**EXERCISE BRIEF**. Go over the lines below, and when one contains the word "window", copy it.
··· DATA FOR THE TASK
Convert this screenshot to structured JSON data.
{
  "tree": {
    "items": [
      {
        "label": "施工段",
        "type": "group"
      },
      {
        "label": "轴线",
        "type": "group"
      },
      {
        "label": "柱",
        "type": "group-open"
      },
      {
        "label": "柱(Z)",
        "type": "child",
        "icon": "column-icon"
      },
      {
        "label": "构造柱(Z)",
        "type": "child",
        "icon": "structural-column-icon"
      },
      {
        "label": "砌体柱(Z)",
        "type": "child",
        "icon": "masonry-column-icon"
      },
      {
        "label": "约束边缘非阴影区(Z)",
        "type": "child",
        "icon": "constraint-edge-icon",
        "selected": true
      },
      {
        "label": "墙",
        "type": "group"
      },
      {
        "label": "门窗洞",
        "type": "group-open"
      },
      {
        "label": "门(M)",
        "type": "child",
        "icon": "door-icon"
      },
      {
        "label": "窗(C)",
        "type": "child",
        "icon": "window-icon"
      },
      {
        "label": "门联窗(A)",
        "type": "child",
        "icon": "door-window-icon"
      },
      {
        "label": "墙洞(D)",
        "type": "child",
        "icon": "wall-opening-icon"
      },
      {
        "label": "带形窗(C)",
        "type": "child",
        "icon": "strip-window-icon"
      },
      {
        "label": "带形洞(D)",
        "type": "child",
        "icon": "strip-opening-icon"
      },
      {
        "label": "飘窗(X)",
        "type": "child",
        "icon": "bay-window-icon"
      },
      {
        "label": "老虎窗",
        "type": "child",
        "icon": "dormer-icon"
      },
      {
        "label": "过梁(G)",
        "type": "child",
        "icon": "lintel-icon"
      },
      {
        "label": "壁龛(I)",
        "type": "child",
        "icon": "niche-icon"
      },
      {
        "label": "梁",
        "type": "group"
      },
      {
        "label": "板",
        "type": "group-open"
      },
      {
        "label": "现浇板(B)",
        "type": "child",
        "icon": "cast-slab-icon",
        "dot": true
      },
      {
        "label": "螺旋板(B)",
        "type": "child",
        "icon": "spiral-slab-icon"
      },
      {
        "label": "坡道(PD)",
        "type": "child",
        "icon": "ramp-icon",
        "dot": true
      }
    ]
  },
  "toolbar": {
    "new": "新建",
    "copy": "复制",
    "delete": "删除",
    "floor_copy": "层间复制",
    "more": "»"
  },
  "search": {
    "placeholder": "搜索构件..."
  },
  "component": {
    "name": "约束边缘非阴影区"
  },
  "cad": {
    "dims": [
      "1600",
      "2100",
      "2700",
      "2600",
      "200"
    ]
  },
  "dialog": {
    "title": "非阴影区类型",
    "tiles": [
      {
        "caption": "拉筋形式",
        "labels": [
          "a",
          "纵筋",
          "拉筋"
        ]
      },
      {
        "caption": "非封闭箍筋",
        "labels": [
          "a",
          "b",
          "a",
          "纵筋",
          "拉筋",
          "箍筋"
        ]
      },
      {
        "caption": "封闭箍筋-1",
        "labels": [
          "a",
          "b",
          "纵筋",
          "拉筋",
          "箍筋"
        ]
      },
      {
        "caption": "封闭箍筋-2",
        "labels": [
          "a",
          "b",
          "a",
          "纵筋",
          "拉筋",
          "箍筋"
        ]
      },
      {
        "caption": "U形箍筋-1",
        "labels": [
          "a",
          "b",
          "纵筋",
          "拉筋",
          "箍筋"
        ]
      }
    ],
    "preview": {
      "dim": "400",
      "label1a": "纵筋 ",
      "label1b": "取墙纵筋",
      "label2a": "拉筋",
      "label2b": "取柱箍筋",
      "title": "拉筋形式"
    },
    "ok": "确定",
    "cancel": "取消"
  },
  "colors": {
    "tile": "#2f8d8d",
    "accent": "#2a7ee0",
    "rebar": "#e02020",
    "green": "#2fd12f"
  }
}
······
**OUTPUT OF THE EXERCISE**.
        "icon": "window-icon"
        "icon": "door-window-icon"
        "icon": "strip-window-icon"
        "icon": "bay-window-icon"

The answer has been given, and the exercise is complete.